Wednesday, September 16, 2009
The Art of Subtraction
The Writing Chair by Andrew Wyeth.
My mother was an artist of subtraction. When she died, I was astounded to find that there really wasn't any junk in the entire house. There were mementos, important papers, and various objects, and many photographs of loved ones on display and in boxes, but nothing superfluous, no redundancy. This art of restraint was part of her aesthetic and showed itself in her interior decorating, which was based on the artful arrangement of high-quality objects and furniture--nothing was added, except always a touch of whimsy or the unexpected.

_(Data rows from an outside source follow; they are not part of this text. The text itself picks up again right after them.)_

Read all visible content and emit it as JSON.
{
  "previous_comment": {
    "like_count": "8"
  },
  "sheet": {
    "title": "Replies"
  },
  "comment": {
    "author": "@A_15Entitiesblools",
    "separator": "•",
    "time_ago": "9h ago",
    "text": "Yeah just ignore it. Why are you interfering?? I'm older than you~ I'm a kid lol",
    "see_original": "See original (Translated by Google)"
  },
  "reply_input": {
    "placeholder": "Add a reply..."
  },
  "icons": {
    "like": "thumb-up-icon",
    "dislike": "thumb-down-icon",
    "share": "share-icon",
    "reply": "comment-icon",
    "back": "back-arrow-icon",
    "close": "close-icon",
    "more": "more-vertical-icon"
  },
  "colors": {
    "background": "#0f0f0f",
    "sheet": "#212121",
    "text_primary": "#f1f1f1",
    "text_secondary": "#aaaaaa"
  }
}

I am far more greedy, and although I do not like clutter, am far more prone to compromising to add in objects I have affection for. I love paintings and heaven for me might be looking at all my favorite paintings all at once--not something I can achieve in my living room. But at this point in time I feel a need for a more streamlined and bare essential existence, wanting to know exactly what object is there and what its purpose is, and not have to think about anything extraneous. Note here that I, as opposed to so many, have the luxury of discarding.
Master Bedroom by Andrew Wyeth.

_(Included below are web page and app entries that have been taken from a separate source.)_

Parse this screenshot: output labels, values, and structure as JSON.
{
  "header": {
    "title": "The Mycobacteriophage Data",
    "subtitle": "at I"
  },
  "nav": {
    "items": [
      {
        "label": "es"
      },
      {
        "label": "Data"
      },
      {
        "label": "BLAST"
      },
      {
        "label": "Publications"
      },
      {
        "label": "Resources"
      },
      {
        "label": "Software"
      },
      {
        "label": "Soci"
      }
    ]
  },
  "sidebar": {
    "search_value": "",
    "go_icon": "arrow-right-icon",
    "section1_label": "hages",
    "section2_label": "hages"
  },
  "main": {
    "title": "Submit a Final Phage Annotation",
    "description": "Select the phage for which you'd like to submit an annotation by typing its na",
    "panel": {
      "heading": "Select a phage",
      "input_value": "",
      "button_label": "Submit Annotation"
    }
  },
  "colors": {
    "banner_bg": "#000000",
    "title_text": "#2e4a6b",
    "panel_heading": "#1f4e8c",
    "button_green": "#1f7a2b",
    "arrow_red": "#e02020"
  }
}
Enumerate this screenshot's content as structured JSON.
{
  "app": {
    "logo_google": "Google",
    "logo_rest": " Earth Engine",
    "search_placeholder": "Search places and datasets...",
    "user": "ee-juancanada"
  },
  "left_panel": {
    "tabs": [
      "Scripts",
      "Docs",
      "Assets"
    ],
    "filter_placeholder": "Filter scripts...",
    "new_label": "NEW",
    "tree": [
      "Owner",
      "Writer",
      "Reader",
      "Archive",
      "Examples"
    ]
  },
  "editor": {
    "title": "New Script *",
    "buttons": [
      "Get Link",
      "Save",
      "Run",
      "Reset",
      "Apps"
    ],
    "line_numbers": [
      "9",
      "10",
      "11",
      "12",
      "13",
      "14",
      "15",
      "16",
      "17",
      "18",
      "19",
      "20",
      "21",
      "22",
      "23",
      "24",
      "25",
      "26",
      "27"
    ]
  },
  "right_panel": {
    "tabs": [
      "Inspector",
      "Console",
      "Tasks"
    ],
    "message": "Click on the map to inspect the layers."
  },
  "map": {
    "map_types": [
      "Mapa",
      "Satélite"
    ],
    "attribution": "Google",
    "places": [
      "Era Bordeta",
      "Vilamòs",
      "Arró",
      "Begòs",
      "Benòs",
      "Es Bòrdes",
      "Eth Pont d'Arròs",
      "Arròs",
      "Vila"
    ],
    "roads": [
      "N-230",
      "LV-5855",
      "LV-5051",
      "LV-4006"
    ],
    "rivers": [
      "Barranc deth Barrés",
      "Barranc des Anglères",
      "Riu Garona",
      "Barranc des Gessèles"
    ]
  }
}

This is not to say that I embrace the streamlined aesthetic of modernity. Given the right use of color, this aesthetic might be visually appealing in a magazine, but I would never want to live there. The trick seems to be striking the balance between a simplified aesthetic and a coziness that is home.

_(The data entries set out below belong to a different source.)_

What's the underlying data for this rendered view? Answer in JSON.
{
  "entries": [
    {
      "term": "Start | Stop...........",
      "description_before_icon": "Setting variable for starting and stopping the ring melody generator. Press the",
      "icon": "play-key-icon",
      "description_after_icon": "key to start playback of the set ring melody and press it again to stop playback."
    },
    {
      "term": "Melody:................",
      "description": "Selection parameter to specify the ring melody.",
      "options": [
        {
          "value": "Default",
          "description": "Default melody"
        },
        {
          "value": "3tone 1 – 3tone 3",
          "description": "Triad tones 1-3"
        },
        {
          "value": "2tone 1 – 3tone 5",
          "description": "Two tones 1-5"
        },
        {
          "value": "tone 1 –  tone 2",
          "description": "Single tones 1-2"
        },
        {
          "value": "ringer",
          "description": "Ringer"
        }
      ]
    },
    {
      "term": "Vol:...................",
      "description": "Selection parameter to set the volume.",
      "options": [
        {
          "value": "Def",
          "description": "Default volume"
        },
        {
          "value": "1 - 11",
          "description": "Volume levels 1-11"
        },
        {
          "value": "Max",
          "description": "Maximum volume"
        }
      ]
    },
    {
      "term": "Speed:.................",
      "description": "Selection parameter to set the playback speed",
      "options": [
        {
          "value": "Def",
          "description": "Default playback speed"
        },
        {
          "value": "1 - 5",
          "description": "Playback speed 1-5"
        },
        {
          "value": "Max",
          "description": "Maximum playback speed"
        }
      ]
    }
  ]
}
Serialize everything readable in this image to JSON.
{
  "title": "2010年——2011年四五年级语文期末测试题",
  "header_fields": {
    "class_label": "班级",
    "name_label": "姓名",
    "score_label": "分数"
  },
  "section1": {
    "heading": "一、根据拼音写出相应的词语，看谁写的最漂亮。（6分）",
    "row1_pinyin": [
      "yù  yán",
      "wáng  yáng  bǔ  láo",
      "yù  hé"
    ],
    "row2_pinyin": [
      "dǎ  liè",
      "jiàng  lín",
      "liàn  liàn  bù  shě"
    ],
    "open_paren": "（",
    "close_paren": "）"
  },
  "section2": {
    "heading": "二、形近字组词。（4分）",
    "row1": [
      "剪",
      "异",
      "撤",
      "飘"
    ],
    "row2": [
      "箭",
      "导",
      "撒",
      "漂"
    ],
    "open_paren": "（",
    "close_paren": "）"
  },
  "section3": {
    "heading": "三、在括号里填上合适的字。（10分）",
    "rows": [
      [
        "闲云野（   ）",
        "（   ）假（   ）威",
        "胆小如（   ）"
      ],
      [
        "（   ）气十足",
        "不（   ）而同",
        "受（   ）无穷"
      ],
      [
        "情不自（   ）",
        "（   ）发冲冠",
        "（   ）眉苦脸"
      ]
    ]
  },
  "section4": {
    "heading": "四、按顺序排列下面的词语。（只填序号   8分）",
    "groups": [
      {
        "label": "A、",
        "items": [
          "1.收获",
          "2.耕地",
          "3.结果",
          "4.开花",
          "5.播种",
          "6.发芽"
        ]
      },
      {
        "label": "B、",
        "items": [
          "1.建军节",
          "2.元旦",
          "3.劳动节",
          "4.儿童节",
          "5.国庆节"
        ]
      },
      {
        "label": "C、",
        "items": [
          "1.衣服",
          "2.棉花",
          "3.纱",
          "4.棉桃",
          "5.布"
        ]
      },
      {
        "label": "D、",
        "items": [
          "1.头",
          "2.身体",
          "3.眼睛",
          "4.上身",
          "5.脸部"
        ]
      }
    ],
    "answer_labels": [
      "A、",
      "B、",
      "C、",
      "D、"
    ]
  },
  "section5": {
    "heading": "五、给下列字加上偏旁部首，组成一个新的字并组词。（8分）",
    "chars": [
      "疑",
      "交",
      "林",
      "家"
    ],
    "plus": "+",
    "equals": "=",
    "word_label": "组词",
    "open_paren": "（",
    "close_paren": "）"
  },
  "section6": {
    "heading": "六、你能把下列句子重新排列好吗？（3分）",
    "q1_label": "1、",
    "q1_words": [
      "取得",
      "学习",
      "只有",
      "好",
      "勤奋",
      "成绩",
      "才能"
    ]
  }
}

This is probably why at this point in time I feel so drawn to the art of Andrew Wyeth, a master of the art of subtraction. His interiors seem to be stripped to the barest essentials of the soul. Nothing is extraneous. Every object is drenched in meaning and speaks of a history, a history we could never put in words but we can feel the weight of it. This is the beauty of his art: subtraction, and light.
Ship's Clock by Andrew Wyeth.